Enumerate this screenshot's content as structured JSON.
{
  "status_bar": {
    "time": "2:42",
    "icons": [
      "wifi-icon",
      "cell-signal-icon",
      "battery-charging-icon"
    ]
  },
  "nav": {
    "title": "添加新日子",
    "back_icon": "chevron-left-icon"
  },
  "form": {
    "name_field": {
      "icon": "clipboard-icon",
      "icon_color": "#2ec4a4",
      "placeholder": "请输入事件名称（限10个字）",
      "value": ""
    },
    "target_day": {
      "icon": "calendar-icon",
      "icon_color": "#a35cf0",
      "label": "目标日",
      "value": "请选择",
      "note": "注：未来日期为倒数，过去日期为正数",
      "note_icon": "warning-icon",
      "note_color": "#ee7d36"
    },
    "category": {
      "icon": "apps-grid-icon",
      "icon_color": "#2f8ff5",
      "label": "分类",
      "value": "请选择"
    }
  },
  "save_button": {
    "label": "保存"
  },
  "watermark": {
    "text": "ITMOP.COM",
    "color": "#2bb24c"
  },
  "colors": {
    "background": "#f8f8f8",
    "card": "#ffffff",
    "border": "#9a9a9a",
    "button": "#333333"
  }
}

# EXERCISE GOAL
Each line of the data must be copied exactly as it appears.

# RESPONSE BELOW
Enumerate this screenshot's content as structured JSON.
{
  "status_bar": {
    "time": "2:42",
    "icons": [
      "wifi-icon",
      "cell-signal-icon",
      "battery-charging-icon"
    ]
  },
  "nav": {
    "title": "添加新日子",
    "back_icon": "chevron-left-icon"
  },
  "form": {
    "name_field": {
      "icon": "clipboard-icon",
      "icon_color": "#2ec4a4",
      "placeholder": "请输入事件名称（限10个字）",
      "value": ""
    },
    "target_day": {
      "icon": "calendar-icon",
      "icon_color": "#a35cf0",
      "label": "目标日",
      "value": "请选择",
      "note": "注：未来日期为倒数，过去日期为正数",
      "note_icon": "warning-icon",
      "note_color": "#ee7d36"
    },
    "category": {
      "icon": "apps-grid-icon",
      "icon_color": "#2f8ff5",
      "label": "分类",
      "value": "请选择"
    }
  },
  "save_button": {
    "label": "保存"
  },
  "watermark": {
    "text": "ITMOP.COM",
    "color": "#2bb24c"
  },
  "colors": {
    "background": "#f8f8f8",
    "card": "#ffffff",
    "border": "#9a9a9a",
    "button": "#333333"
  }
}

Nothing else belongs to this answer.